# Problem to work on
Could you reproduce all of the records exactly?

Stored dataset items
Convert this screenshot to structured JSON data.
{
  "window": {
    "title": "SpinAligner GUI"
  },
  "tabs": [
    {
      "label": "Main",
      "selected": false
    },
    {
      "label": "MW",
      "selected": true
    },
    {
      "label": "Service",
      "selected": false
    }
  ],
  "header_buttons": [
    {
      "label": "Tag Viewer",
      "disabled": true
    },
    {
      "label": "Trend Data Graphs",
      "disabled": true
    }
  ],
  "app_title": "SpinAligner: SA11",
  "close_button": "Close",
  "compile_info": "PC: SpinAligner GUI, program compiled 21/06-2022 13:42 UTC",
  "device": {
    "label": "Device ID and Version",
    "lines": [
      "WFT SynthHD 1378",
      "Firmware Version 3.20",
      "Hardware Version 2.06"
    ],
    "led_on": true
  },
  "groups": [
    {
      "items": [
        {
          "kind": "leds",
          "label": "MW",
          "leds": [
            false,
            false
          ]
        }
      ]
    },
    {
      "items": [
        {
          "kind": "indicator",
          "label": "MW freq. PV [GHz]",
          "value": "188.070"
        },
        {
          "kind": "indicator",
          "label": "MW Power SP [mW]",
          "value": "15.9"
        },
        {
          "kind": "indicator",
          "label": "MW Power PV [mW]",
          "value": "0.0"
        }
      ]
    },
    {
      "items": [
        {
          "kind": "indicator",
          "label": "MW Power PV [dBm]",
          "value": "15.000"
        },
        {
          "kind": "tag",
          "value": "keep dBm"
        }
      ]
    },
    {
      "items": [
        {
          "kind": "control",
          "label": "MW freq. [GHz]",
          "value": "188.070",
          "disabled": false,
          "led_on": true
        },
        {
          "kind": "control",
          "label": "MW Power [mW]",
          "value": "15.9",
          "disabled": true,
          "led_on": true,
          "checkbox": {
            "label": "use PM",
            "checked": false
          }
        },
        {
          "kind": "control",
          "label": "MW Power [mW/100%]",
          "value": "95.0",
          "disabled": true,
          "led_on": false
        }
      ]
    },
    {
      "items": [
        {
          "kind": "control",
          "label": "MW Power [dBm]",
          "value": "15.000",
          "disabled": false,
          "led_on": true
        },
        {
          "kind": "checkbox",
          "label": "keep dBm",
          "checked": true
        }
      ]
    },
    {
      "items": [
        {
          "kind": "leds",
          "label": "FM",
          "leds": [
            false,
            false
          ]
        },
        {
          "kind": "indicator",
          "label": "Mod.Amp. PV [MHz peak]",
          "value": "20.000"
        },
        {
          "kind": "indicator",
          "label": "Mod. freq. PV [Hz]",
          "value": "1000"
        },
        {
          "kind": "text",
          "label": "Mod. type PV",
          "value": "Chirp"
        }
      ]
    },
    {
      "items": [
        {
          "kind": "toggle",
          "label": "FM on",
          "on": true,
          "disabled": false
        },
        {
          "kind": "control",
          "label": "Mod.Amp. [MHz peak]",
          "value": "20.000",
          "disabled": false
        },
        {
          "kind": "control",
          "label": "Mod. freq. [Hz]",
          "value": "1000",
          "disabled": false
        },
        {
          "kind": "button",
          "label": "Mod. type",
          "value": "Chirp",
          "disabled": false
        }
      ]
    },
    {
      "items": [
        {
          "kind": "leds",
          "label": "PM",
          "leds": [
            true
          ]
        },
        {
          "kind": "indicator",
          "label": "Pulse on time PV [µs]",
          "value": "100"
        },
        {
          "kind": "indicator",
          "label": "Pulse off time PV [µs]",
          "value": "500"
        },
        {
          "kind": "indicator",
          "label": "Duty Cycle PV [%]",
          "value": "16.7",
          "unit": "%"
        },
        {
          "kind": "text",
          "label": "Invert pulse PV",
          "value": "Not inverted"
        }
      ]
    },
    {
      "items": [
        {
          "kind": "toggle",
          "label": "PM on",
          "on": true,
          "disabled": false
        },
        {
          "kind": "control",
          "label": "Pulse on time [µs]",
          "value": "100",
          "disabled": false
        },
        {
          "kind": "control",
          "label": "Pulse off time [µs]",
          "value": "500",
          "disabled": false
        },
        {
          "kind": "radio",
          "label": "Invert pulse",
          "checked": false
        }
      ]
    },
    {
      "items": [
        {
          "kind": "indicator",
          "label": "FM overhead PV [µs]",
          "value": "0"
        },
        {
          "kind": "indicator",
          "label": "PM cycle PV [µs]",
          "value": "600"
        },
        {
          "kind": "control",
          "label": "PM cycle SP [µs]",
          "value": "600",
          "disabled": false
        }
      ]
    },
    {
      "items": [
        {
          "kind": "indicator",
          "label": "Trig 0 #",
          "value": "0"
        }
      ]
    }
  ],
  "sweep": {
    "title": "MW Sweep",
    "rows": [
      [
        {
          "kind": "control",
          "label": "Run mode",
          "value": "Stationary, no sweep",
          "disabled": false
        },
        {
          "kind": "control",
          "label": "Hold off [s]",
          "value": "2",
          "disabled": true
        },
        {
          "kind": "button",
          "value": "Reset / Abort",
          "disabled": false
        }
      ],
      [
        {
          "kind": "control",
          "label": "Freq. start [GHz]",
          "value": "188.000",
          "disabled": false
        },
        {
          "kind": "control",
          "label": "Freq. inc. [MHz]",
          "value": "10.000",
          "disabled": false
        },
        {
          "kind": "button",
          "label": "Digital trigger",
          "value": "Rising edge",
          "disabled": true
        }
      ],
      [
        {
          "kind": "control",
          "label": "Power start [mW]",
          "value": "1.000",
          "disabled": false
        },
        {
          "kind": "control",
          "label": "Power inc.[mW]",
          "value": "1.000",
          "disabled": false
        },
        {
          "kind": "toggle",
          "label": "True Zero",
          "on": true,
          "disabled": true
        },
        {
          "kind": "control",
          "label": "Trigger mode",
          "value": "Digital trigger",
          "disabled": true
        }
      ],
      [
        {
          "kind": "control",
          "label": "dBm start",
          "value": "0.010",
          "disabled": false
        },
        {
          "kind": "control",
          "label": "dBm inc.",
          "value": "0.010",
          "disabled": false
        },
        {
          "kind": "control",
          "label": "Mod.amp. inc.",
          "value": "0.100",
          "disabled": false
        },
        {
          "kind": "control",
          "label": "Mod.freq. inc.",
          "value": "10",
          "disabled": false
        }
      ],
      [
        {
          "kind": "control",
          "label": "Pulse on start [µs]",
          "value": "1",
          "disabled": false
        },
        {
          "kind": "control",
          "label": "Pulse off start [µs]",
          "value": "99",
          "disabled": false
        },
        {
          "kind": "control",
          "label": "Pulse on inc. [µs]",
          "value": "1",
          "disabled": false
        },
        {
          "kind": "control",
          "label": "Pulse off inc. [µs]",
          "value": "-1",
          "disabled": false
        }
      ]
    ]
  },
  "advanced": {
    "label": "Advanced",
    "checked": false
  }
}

# Output of the task
Convert this screenshot to structured JSON data.
{
  "window": {
    "title": "SpinAligner GUI"
  },
  "tabs": [
    {
      "label": "Main",
      "selected": false
    },
    {
      "label": "MW",
      "selected": true
    },
    {
      "label": "Service",
      "selected": false
    }
  ],
  "header_buttons": [
    {
      "label": "Tag Viewer",
      "disabled": true
    },
    {
      "label": "Trend Data Graphs",
      "disabled": true
    }
  ],
  "app_title": "SpinAligner: SA11",
  "close_button": "Close",
  "compile_info": "PC: SpinAligner GUI, program compiled 21/06-2022 13:42 UTC",
  "device": {
    "label": "Device ID and Version",
    "lines": [
      "WFT SynthHD 1378",
      "Firmware Version 3.20",
      "Hardware Version 2.06"
    ],
    "led_on": true
  },
  "groups": [
    {
      "items": [
        {
          "kind": "leds",
          "label": "MW",
          "leds": [
            false,
            false
          ]
        }
      ]
    },
    {
      "items": [
        {
          "kind": "indicator",
          "label": "MW freq. PV [GHz]",
          "value": "188.070"
        },
        {
          "kind": "indicator",
          "label": "MW Power SP [mW]",
          "value": "15.9"
        },
        {
          "kind": "indicator",
          "label": "MW Power PV [mW]",
          "value": "0.0"
        }
      ]
    },
    {
      "items": [
        {
          "kind": "indicator",
          "label": "MW Power PV [dBm]",
          "value": "15.000"
        },
        {
          "kind": "tag",
          "value": "keep dBm"
        }
      ]
    },
    {
      "items": [
        {
          "kind": "control",
          "label": "MW freq. [GHz]",
          "value": "188.070",
          "disabled": false,
          "led_on": true
        },
        {
          "kind": "control",
          "label": "MW Power [mW]",
          "value": "15.9",
          "disabled": true,
          "led_on": true,
          "checkbox": {
            "label": "use PM",
            "checked": false
          }
        },
        {
          "kind": "control",
          "label": "MW Power [mW/100%]",
          "value": "95.0",
          "disabled": true,
          "led_on": false
        }
      ]
    },
    {
      "items": [
        {
          "kind": "control",
          "label": "MW Power [dBm]",
          "value": "15.000",
          "disabled": false,
          "led_on": true
        },
        {
          "kind": "checkbox",
          "label": "keep dBm",
          "checked": true
        }
      ]
    },
    {
      "items": [
        {
          "kind": "leds",
          "label": "FM",
          "leds": [
            false,
            false
          ]
        },
        {
          "kind": "indicator",
          "label": "Mod.Amp. PV [MHz peak]",
          "value": "20.000"
        },
        {
          "kind": "indicator",
          "label": "Mod. freq. PV [Hz]",
          "value": "1000"
        },
        {
          "kind": "text",
          "label": "Mod. type PV",
          "value": "Chirp"
        }
      ]
    },
    {
      "items": [
        {
          "kind": "toggle",
          "label": "FM on",
          "on": true,
          "disabled": false
        },
        {
          "kind": "control",
          "label": "Mod.Amp. [MHz peak]",
          "value": "20.000",
          "disabled": false
        },
        {
          "kind": "control",
          "label": "Mod. freq. [Hz]",
          "value": "1000",
          "disabled": false
        },
        {
          "kind": "button",
          "label": "Mod. type",
          "value": "Chirp",
          "disabled": false
        }
      ]
    },
    {
      "items": [
        {
          "kind": "leds",
          "label": "PM",
          "leds": [
            true
          ]
        },
        {
          "kind": "indicator",
          "label": "Pulse on time PV [µs]",
          "value": "100"
        },
        {
          "kind": "indicator",
          "label": "Pulse off time PV [µs]",
          "value": "500"
        },
        {
          "kind": "indicator",
          "label": "Duty Cycle PV [%]",
          "value": "16.7",
          "unit": "%"
        },
        {
          "kind": "text",
          "label": "Invert pulse PV",
          "value": "Not inverted"
        }
      ]
    },
    {
      "items": [
        {
          "kind": "toggle",
          "label": "PM on",
          "on": true,
          "disabled": false
        },
        {
          "kind": "control",
          "label": "Pulse on time [µs]",
          "value": "100",
          "disabled": false
        },
        {
          "kind": "control",
          "label": "Pulse off time [µs]",
          "value": "500",
          "disabled": false
        },
        {
          "kind": "radio",
          "label": "Invert pulse",
          "checked": false
        }
      ]
    },
    {
      "items": [
        {
          "kind": "indicator",
          "label": "FM overhead PV [µs]",
          "value": "0"
        },
        {
          "kind": "indicator",
          "label": "PM cycle PV [µs]",
          "value": "600"
        },
        {
          "kind": "control",
          "label": "PM cycle SP [µs]",
          "value": "600",
          "disabled": false
        }
      ]
    },
    {
      "items": [
        {
          "kind": "indicator",
          "label": "Trig 0 #",
          "value": "0"
        }
      ]
    }
  ],
  "sweep": {
    "title": "MW Sweep",
    "rows": [
      [
        {
          "kind": "control",
          "label": "Run mode",
          "value": "Stationary, no sweep",
          "disabled": false
        },
        {
          "kind": "control",
          "label": "Hold off [s]",
          "value": "2",
          "disabled": true
        },
        {
          "kind": "button",
          "value": "Reset / Abort",
          "disabled": false
        }
      ],
      [
        {
          "kind": "control",
          "label": "Freq. start [GHz]",
          "value": "188.000",
          "disabled": false
        },
        {
          "kind": "control",
          "label": "Freq. inc. [MHz]",
          "value": "10.000",
          "disabled": false
        },
        {
          "kind": "button",
          "label": "Digital trigger",
          "value": "Rising edge",
          "disabled": true
        }
      ],
      [
        {
          "kind": "control",
          "label": "Power start [mW]",
          "value": "1.000",
          "disabled": false
        },
        {
          "kind": "control",
          "label": "Power inc.[mW]",
          "value": "1.000",
          "disabled": false
        },
        {
          "kind": "toggle",
          "label": "True Zero",
          "on": true,
          "disabled": true
        },
        {
          "kind": "control",
          "label": "Trigger mode",
          "value": "Digital trigger",
          "disabled": true
        }
      ],
      [
        {
          "kind": "control",
          "label": "dBm start",
          "value": "0.010",
          "disabled": false
        },
        {
          "kind": "control",
          "label": "dBm inc.",
          "value": "0.010",
          "disabled": false
        },
        {
          "kind": "control",
          "label": "Mod.amp. inc.",
          "value": "0.100",
          "disabled": false
        },
        {
          "kind": "control",
          "label": "Mod.freq. inc.",
          "value": "10",
          "disabled": false
        }
      ],
      [
        {
          "kind": "control",
          "label": "Pulse on start [µs]",
          "value": "1",
          "disabled": false
        },
        {
          "kind": "control",
          "label": "Pulse off start [µs]",
          "value": "99",
          "disabled": false
        },
        {
          "kind": "control",
          "label": "Pulse on inc. [µs]",
          "value": "1",
          "disabled": false
        },
        {
          "kind": "control",
          "label": "Pulse off inc. [µs]",
          "value": "-1",
          "disabled": false
        }
      ]
    ]
  },
  "advanced": {
    "label": "Advanced",
    "checked": false
  }
}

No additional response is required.